DATASET ENTRIES:
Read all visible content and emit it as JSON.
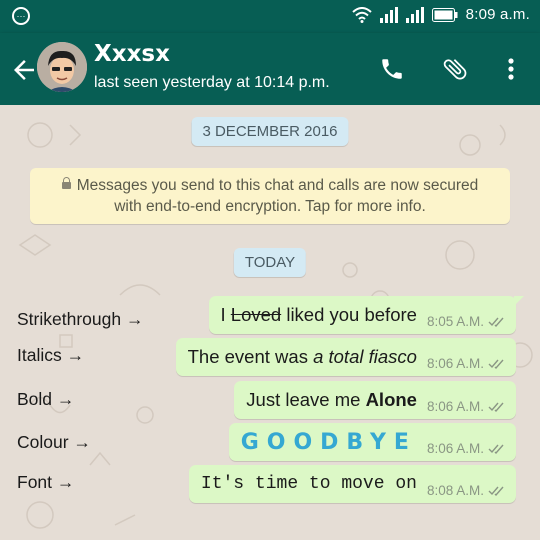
{
  "statusbar": {
    "time": "8:09 a.m.",
    "icons": [
      "notification-icon",
      "wifi-icon",
      "signal-icon",
      "signal-icon",
      "battery-icon"
    ]
  },
  "header": {
    "contact_name": "Xxxsx",
    "last_seen": "last seen yesterday at 10:14 p.m.",
    "actions": [
      "call-icon",
      "attach-icon",
      "more-icon"
    ]
  },
  "chat": {
    "date_chip": "3 DECEMBER 2016",
    "encryption_notice": "Messages you send to this chat and calls are now secured with end-to-end encryption. Tap for more info.",
    "today_chip": "TODAY",
    "messages": [
      {
        "label": "Strikethrough →",
        "parts": {
          "a": "I ",
          "strike": "Loved",
          "b": " liked you before"
        },
        "time": "8:05 A.M."
      },
      {
        "label": "Italics →",
        "parts": {
          "a": "The event was ",
          "em": "a total fiasco"
        },
        "time": "8:06 A.M."
      },
      {
        "label": "Bold →",
        "parts": {
          "a": "Just leave me ",
          "strong": "Alone"
        },
        "time": "8:06 A.M."
      },
      {
        "label": "Colour →",
        "text": "GOODBYE",
        "color": "#35a8d2",
        "time": "8:06 A.M."
      },
      {
        "label": "Font →",
        "text": "It's time to move on",
        "time": "8:08 A.M."
      }
    ]
  },
  "colors": {
    "brand": "#075e54",
    "outgoing_bubble": "#dcf8c6",
    "chat_background": "#e5ddd5",
    "read_tick": "#8a9684"
  }
}
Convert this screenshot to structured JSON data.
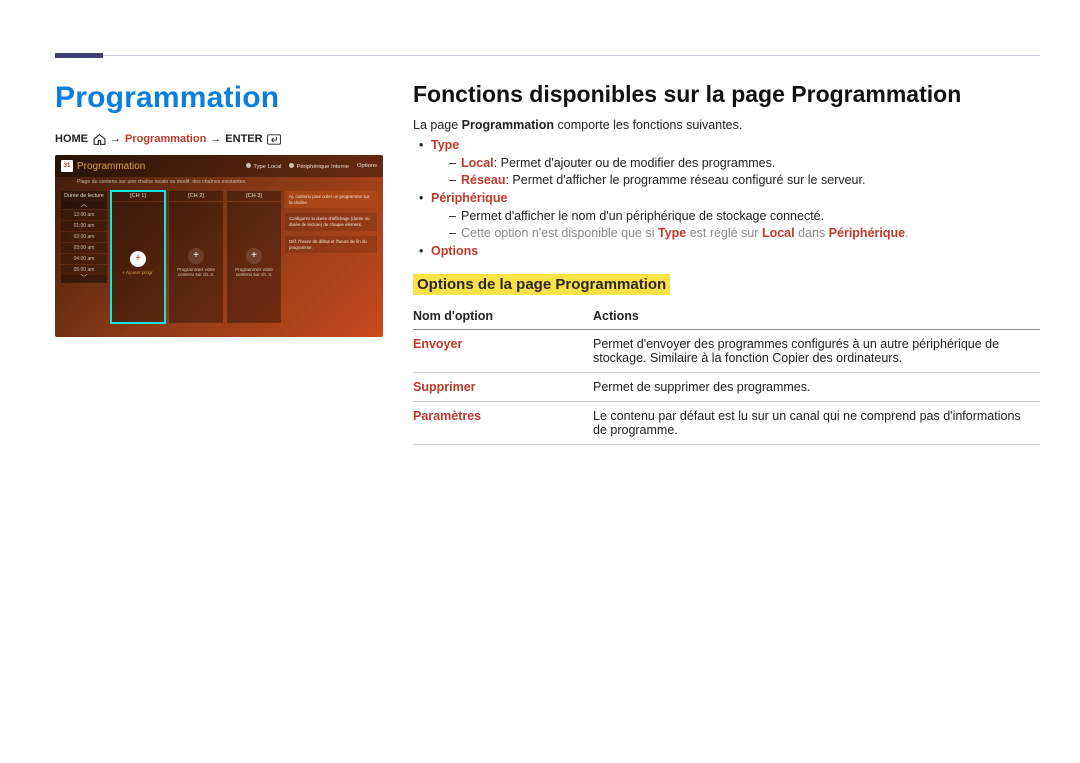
{
  "page": {
    "title": "Programmation"
  },
  "path": {
    "home": "HOME",
    "arrow": "→",
    "mid": "Programmation",
    "enter": "ENTER"
  },
  "screenshot": {
    "cal_day": "31",
    "bar_title": "Programmation",
    "bar_type_label": "Type",
    "bar_type_value": "Local",
    "bar_device_label": "Périphérique",
    "bar_device_value": "Interne",
    "bar_options": "Options",
    "subtitle": "Plage du contenu sur une chaîne locale ou modif. des chaînes existantes.",
    "time_header": "Durée de lecture",
    "times": [
      "12:00 am",
      "01:00 am",
      "02:00 am",
      "03:00 am",
      "04:00 am",
      "05:00 am"
    ],
    "channels": [
      {
        "hdr": "[CH 1]",
        "label": "+ Ajouter progr."
      },
      {
        "hdr": "[CH 2]",
        "label": "Programmez votre contenu sur ch. 2."
      },
      {
        "hdr": "[CH 3]",
        "label": "Programmez votre contenu sur ch. 3."
      }
    ],
    "side": [
      "Aj. contenu pour créer un programme sur la chaîne.",
      "Configurez la durée d'affichage (durée ou durée de lecture) de chaque élément.",
      "Déf. l'heure de début et l'heure de fin du programme."
    ]
  },
  "right": {
    "h2": "Fonctions disponibles sur la page Programmation",
    "lead_pre": "La page ",
    "lead_bold": "Programmation",
    "lead_post": " comporte les fonctions suivantes.",
    "items": {
      "type": "Type",
      "local_label": "Local",
      "local_text": ": Permet d'ajouter ou de modifier des programmes.",
      "reseau_label": "Réseau",
      "reseau_text": ": Permet d'afficher le programme réseau configuré sur le serveur.",
      "periph": "Périphérique",
      "periph_line": "Permet d'afficher le nom d'un périphérique de stockage connecté.",
      "periph_note_pre": "Cette option n'est disponible que si ",
      "periph_note_type": "Type",
      "periph_note_mid": " est réglé sur ",
      "periph_note_local": "Local",
      "periph_note_mid2": " dans ",
      "periph_note_periph": "Périphérique",
      "periph_note_end": ".",
      "options": "Options"
    },
    "subheading": "Options de la page Programmation",
    "table": {
      "col1": "Nom d'option",
      "col2": "Actions",
      "rows": [
        {
          "name": "Envoyer",
          "text": "Permet d'envoyer des programmes configurés à un autre périphérique de stockage. Similaire à la fonction Copier des ordinateurs."
        },
        {
          "name": "Supprimer",
          "text": "Permet de supprimer des programmes."
        },
        {
          "name": "Paramètres",
          "text": "Le contenu par défaut est lu sur un canal qui ne comprend pas d'informations de programme."
        }
      ]
    }
  }
}
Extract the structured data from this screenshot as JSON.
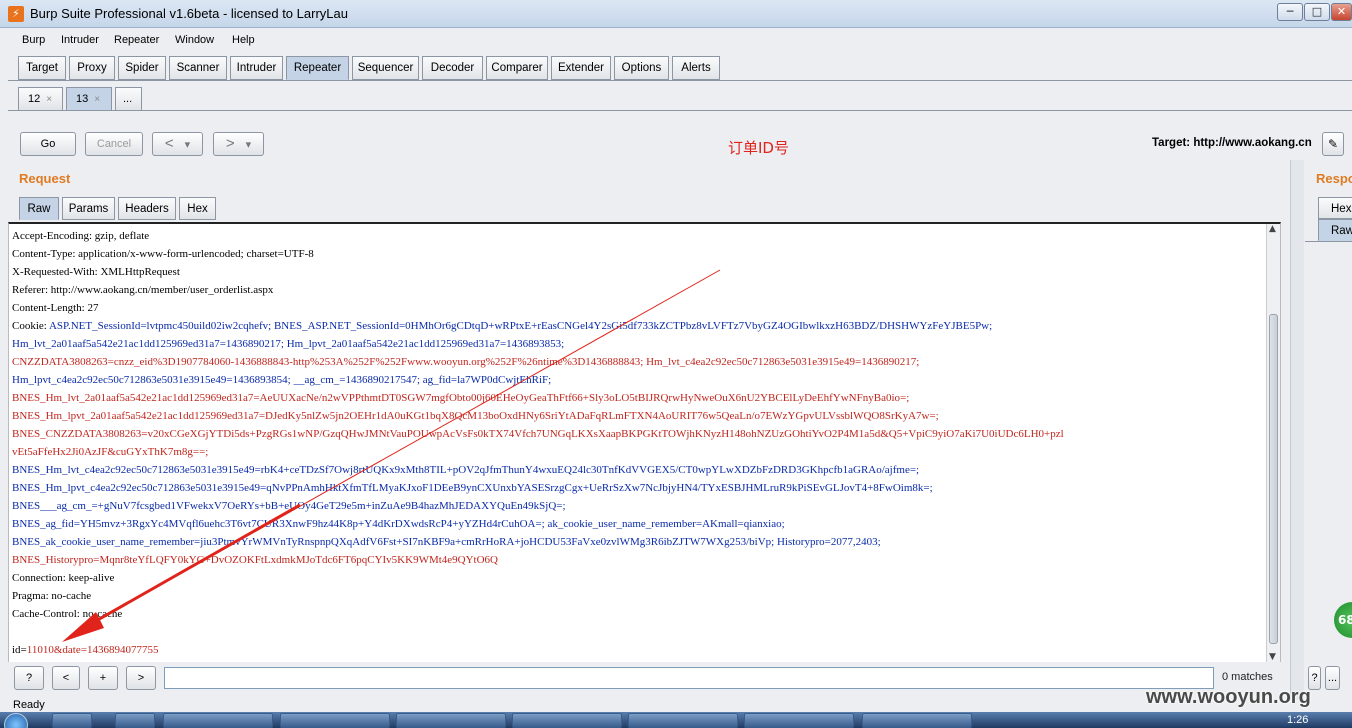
{
  "window": {
    "title": "Burp Suite Professional v1.6beta - licensed to LarryLau",
    "minimize": "─",
    "maximize": "□",
    "close": "✕"
  },
  "menu": [
    "Burp",
    "Intruder",
    "Repeater",
    "Window",
    "Help"
  ],
  "main_tabs": [
    "Target",
    "Proxy",
    "Spider",
    "Scanner",
    "Intruder",
    "Repeater",
    "Sequencer",
    "Decoder",
    "Comparer",
    "Extender",
    "Options",
    "Alerts"
  ],
  "active_main_tab": "Repeater",
  "sub_tabs": [
    {
      "label": "12",
      "close": "×"
    },
    {
      "label": "13",
      "close": "×"
    },
    {
      "label": "..."
    }
  ],
  "toolbar": {
    "go": "Go",
    "cancel": "Cancel",
    "back": "<",
    "forward": ">",
    "dropdown": "▾",
    "annotation": "订单ID号",
    "target": "Target: http://www.aokang.cn"
  },
  "request": {
    "title": "Request",
    "tabs": [
      "Raw",
      "Params",
      "Headers",
      "Hex"
    ],
    "active_tab": "Raw",
    "lines": [
      {
        "key": "Accept-Encoding:",
        "value": " gzip, deflate",
        "kc": "k",
        "vc": "k"
      },
      {
        "key": "Content-Type:",
        "value": " application/x-www-form-urlencoded; charset=UTF-8",
        "kc": "k",
        "vc": "k"
      },
      {
        "key": "X-Requested-With:",
        "value": " XMLHttpRequest",
        "kc": "k",
        "vc": "k"
      },
      {
        "key": "Referer:",
        "value": " http://www.aokang.cn/member/user_orderlist.aspx",
        "kc": "k",
        "vc": "k"
      },
      {
        "key": "Content-Length:",
        "value": " 27",
        "kc": "k",
        "vc": "k"
      },
      {
        "key": "Cookie: ",
        "value": "ASP.NET_SessionId=lvtpmc450uild02iw2cqhefv; BNES_ASP.NET_SessionId=0HMhOr6gCDtqD+wRPtxE+rEasCNGel4Y2sGi5df733kZCTPbz8vLVFTz7VbyGZ4OGIbwlkxzH63BDZ/DHSHWYzFeYJBE5Pw;",
        "kc": "k",
        "vc": "v"
      },
      {
        "key": "",
        "value": "Hm_lvt_2a01aaf5a542e21ac1dd125969ed31a7=1436890217; Hm_lpvt_2a01aaf5a542e21ac1dd125969ed31a7=1436893853;",
        "kc": "k",
        "vc": "v"
      },
      {
        "key": "",
        "value": "CNZZDATA3808263=cnzz_eid%3D1907784060-1436888843-http%253A%252F%252Fwww.wooyun.org%252F%26ntime%3D1436888843; Hm_lvt_c4ea2c92ec50c712863e5031e3915e49=1436890217;",
        "kc": "k",
        "vc": "r"
      },
      {
        "key": "",
        "value": "Hm_lpvt_c4ea2c92ec50c712863e5031e3915e49=1436893854; __ag_cm_=1436890217547; ag_fid=la7WP0dCwjtEhRiF;",
        "kc": "k",
        "vc": "v"
      },
      {
        "key": "",
        "value": "BNES_Hm_lvt_2a01aaf5a542e21ac1dd125969ed31a7=AeUUXacNe/n2wVPPthmtDT0SGW7mgfObto00j60EHeOyGeaThFtf66+Sly3oLO5tBIJRQrwHyNweOuX6nU2YBCElLyDeEhfYwNFnyBa0io=;",
        "kc": "k",
        "vc": "r"
      },
      {
        "key": "",
        "value": "BNES_Hm_lpvt_2a01aaf5a542e21ac1dd125969ed31a7=DJedKy5nlZw5jn2OEHr1dA0uKGt1bqX8QcM13boOxdHNy6SriYtADaFqRLmFTXN4AoURIT76w5QeaLn/o7EWzYGpvULVssblWQO8SrKyA7w=;",
        "kc": "k",
        "vc": "r"
      },
      {
        "key": "",
        "value": "BNES_CNZZDATA3808263=v20xCGeXGjYTDi5ds+PzgRGs1wNP/GzqQHwJMNtVauPOUwpAcVsFs0kTX74Vfch7UNGqLKXsXaapBKPGKtTOWjhKNyzH148ohNZUzGOhtiYvO2P4M1a5d&Q5+VpiC9yiO7aKi7U0iUDc6LH0+pzl",
        "kc": "k",
        "vc": "r"
      },
      {
        "key": "",
        "value": "vEt5aFfeHx2Ji0AzJF&cuGYxThK7m8g==;",
        "kc": "k",
        "vc": "r"
      },
      {
        "key": "",
        "value": "BNES_Hm_lvt_c4ea2c92ec50c712863e5031e3915e49=rbK4+ceTDzSf7Owj8rtUQKx9xMth8TIL+pOV2qJfmThunY4wxuEQ24lc30TnfKdVVGEX5/CT0wpYLwXDZbFzDRD3GKhpcfb1aGRAo/ajfme=;",
        "kc": "k",
        "vc": "v"
      },
      {
        "key": "",
        "value": "BNES_Hm_lpvt_c4ea2c92ec50c712863e5031e3915e49=qNvPPnAmhHktXfmTfLMyaKJxoF1DEeB9ynCXUnxbYASESrzgCgx+UeRrSzXw7NcJbjyHN4/TYxESBJHMLruR9kPiSEvGLJovT4+8FwOim8k=;",
        "kc": "k",
        "vc": "v"
      },
      {
        "key": "",
        "value": "BNES___ag_cm_=+gNuV7fcsgbed1VFwekxV7OeRYs+bB+eUOy4GeT29e5m+inZuAe9B4hazMhJEDAXYQuEn49kSjQ=;",
        "kc": "k",
        "vc": "v"
      },
      {
        "key": "",
        "value": "BNES_ag_fid=YH5mvz+3RgxYc4MVqfl6uehc3T6vt7CUR3XnwF9hz44K8p+Y4dKrDXwdsRcP4+yYZHd4rCuhOA=; ak_cookie_user_name_remember=AKmall=qianxiao;",
        "kc": "k",
        "vc": "v"
      },
      {
        "key": "",
        "value": "BNES_ak_cookie_user_name_remember=jiu3PtmvYrWMVnTyRnspnpQXqAdfV6Fst+SI7nKBF9a+cmRrHoRA+joHCDU53FaVxe0zvlWMg3R6ibZJTW7WXg253/biVp; Historypro=2077,2403;",
        "kc": "k",
        "vc": "v"
      },
      {
        "key": "",
        "value": "BNES_Historypro=Mqnr8teYfLQFY0kYG+DvOZOKFtLxdmkMJoTdc6FT6pqCYIv5KK9WMt4e9QYtO6Q",
        "kc": "k",
        "vc": "r"
      },
      {
        "key": "Connection:",
        "value": " keep-alive",
        "kc": "k",
        "vc": "k"
      },
      {
        "key": "Pragma:",
        "value": " no-cache",
        "kc": "k",
        "vc": "k"
      },
      {
        "key": "Cache-Control:",
        "value": " no-cache",
        "kc": "k",
        "vc": "k"
      },
      {
        "key": "",
        "value": "",
        "kc": "k",
        "vc": "k"
      },
      {
        "key": "id=",
        "value": "11010&date=1436894077755",
        "kc": "k",
        "vc": "r"
      }
    ]
  },
  "search": {
    "help": "?",
    "prev": "<",
    "add": "+",
    "next": ">",
    "value": "",
    "matches": "0 matches"
  },
  "status": "Ready",
  "response": {
    "title": "Respo",
    "tabs": [
      "Hex",
      "Raw"
    ],
    "help": "?",
    "more": "...",
    "badge": "68"
  },
  "taskbar": {
    "clock": "1:26"
  },
  "watermark": "www.wooyun.org",
  "colors": {
    "accent_orange": "#e07b22",
    "annotation_red": "#e0241b",
    "param_blue": "#0a2ba8",
    "param_red": "#c0261e"
  }
}
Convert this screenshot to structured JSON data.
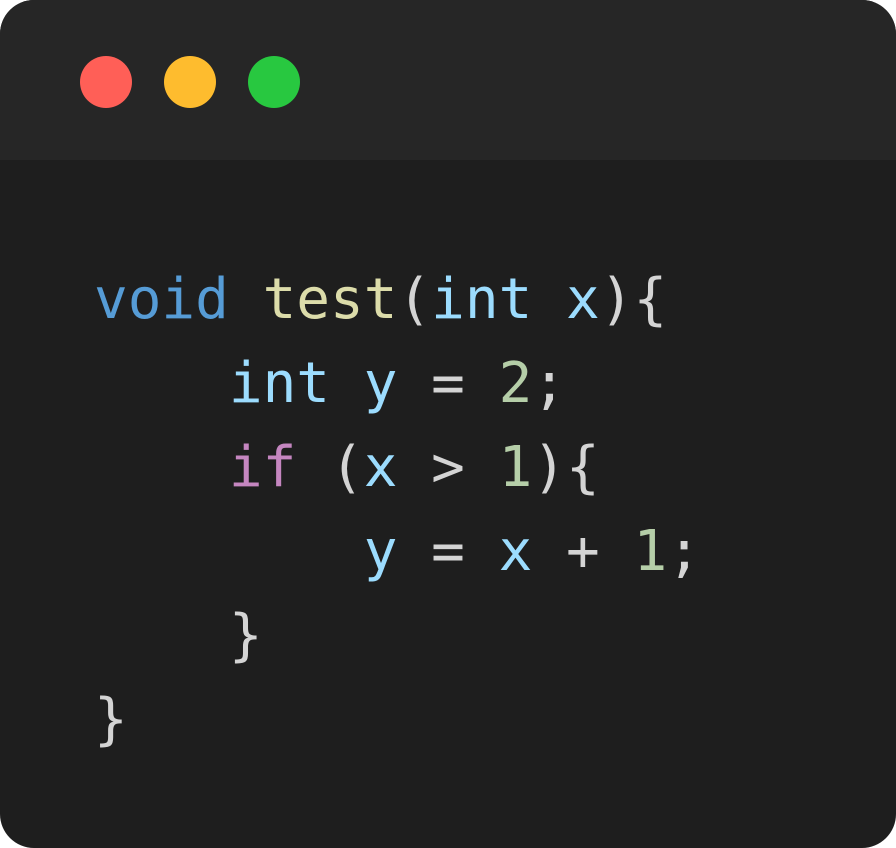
{
  "window": {
    "controls": {
      "close_color": "#ff5f57",
      "minimize_color": "#febc2e",
      "zoom_color": "#28c840"
    }
  },
  "colors": {
    "background": "#1e1e1e",
    "titlebar": "#262626",
    "keyword_type": "#569cd6",
    "function": "#dcdcaa",
    "punctuation": "#d4d4d4",
    "variable": "#9cdcfe",
    "number": "#b5cea8",
    "control": "#c586c0"
  },
  "code": {
    "lines": [
      [
        {
          "text": "void",
          "kind": "keyword_type"
        },
        {
          "text": " ",
          "kind": "punctuation"
        },
        {
          "text": "test",
          "kind": "function"
        },
        {
          "text": "(",
          "kind": "punctuation"
        },
        {
          "text": "int",
          "kind": "variable"
        },
        {
          "text": " ",
          "kind": "punctuation"
        },
        {
          "text": "x",
          "kind": "variable"
        },
        {
          "text": "){",
          "kind": "punctuation"
        }
      ],
      [
        {
          "text": "    ",
          "kind": "punctuation"
        },
        {
          "text": "int",
          "kind": "variable"
        },
        {
          "text": " ",
          "kind": "punctuation"
        },
        {
          "text": "y",
          "kind": "variable"
        },
        {
          "text": " = ",
          "kind": "punctuation"
        },
        {
          "text": "2",
          "kind": "number"
        },
        {
          "text": ";",
          "kind": "punctuation"
        }
      ],
      [
        {
          "text": "    ",
          "kind": "punctuation"
        },
        {
          "text": "if",
          "kind": "control"
        },
        {
          "text": " (",
          "kind": "punctuation"
        },
        {
          "text": "x",
          "kind": "variable"
        },
        {
          "text": " > ",
          "kind": "punctuation"
        },
        {
          "text": "1",
          "kind": "number"
        },
        {
          "text": "){",
          "kind": "punctuation"
        }
      ],
      [
        {
          "text": "        ",
          "kind": "punctuation"
        },
        {
          "text": "y",
          "kind": "variable"
        },
        {
          "text": " = ",
          "kind": "punctuation"
        },
        {
          "text": "x",
          "kind": "variable"
        },
        {
          "text": " + ",
          "kind": "punctuation"
        },
        {
          "text": "1",
          "kind": "number"
        },
        {
          "text": ";",
          "kind": "punctuation"
        }
      ],
      [
        {
          "text": "    ",
          "kind": "punctuation"
        },
        {
          "text": "}",
          "kind": "punctuation"
        }
      ],
      [
        {
          "text": "}",
          "kind": "punctuation"
        }
      ]
    ]
  }
}
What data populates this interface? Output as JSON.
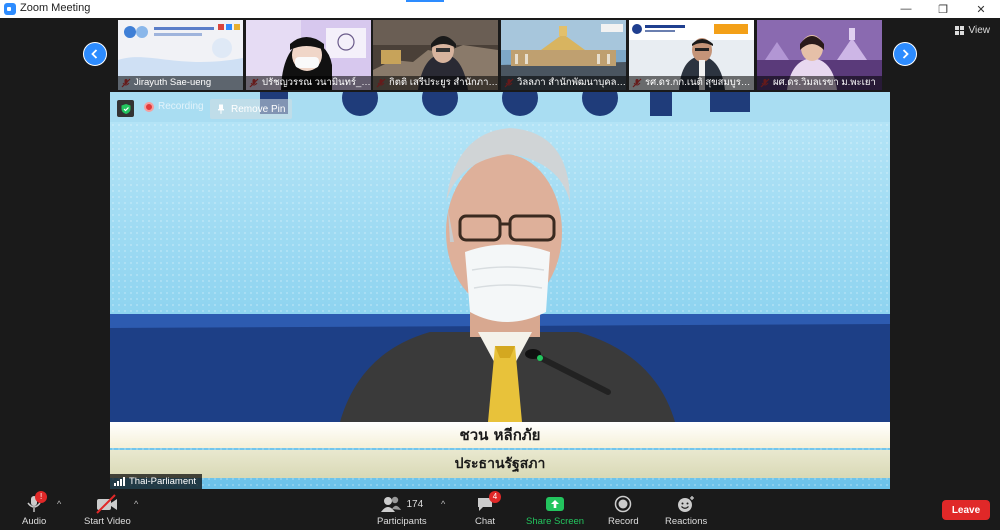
{
  "window": {
    "title": "Zoom Meeting",
    "controls": {
      "minimize": "—",
      "restore": "❐",
      "close": "✕"
    }
  },
  "thumbnails": [
    {
      "name": "Jirayuth Sae-ueng",
      "muted": true
    },
    {
      "name": "ปรัชญวรรณ วนามินทร์_สป.",
      "muted": true
    },
    {
      "name": "กิตติ เสรีประยูร สำนักภาษา...",
      "muted": true
    },
    {
      "name": "วิลลภา สำนักพัฒนาบุคลา...",
      "muted": true
    },
    {
      "name": "รศ.ดร.กก.เนติ สุขสมบูรณ์...",
      "muted": true
    },
    {
      "name": "ผศ.ดร.วิมลเรขา ม.พะเยา",
      "muted": true
    }
  ],
  "view_button": {
    "label": "View"
  },
  "main_video": {
    "recording_label": "Recording",
    "remove_pin_label": "Remove Pin",
    "caption_name": "ชวน หลีกภัย",
    "caption_title": "ประธานรัฐสภา",
    "speaker_label": "Thai-Parliament"
  },
  "toolbar": {
    "audio": {
      "label": "Audio",
      "alert": "!"
    },
    "video": {
      "label": "Start Video"
    },
    "participants": {
      "label": "Participants",
      "count": "174"
    },
    "chat": {
      "label": "Chat",
      "badge": "4"
    },
    "share": {
      "label": "Share Screen"
    },
    "record": {
      "label": "Record"
    },
    "reactions": {
      "label": "Reactions"
    },
    "leave": {
      "label": "Leave"
    }
  },
  "colors": {
    "accent": "#2d8cff",
    "share": "#23c45e",
    "leave": "#e02828",
    "toolbar_bg": "#1a1a1a"
  }
}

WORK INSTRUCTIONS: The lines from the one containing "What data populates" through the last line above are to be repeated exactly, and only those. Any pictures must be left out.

ANSWER FOR THIS EXERCISE:
What data populates this interface? Output as JSON.
{
  "window": {
    "title": "Zoom Meeting",
    "controls": {
      "minimize": "—",
      "restore": "❐",
      "close": "✕"
    }
  },
  "thumbnails": [
    {
      "name": "Jirayuth Sae-ueng",
      "muted": true
    },
    {
      "name": "ปรัชญวรรณ วนามินทร์_สป.",
      "muted": true
    },
    {
      "name": "กิตติ เสรีประยูร สำนักภาษา...",
      "muted": true
    },
    {
      "name": "วิลลภา สำนักพัฒนาบุคลา...",
      "muted": true
    },
    {
      "name": "รศ.ดร.กก.เนติ สุขสมบูรณ์...",
      "muted": true
    },
    {
      "name": "ผศ.ดร.วิมลเรขา ม.พะเยา",
      "muted": true
    }
  ],
  "view_button": {
    "label": "View"
  },
  "main_video": {
    "recording_label": "Recording",
    "remove_pin_label": "Remove Pin",
    "caption_name": "ชวน หลีกภัย",
    "caption_title": "ประธานรัฐสภา",
    "speaker_label": "Thai-Parliament"
  },
  "toolbar": {
    "audio": {
      "label": "Audio",
      "alert": "!"
    },
    "video": {
      "label": "Start Video"
    },
    "participants": {
      "label": "Participants",
      "count": "174"
    },
    "chat": {
      "label": "Chat",
      "badge": "4"
    },
    "share": {
      "label": "Share Screen"
    },
    "record": {
      "label": "Record"
    },
    "reactions": {
      "label": "Reactions"
    },
    "leave": {
      "label": "Leave"
    }
  },
  "colors": {
    "accent": "#2d8cff",
    "share": "#23c45e",
    "leave": "#e02828",
    "toolbar_bg": "#1a1a1a"
  }
}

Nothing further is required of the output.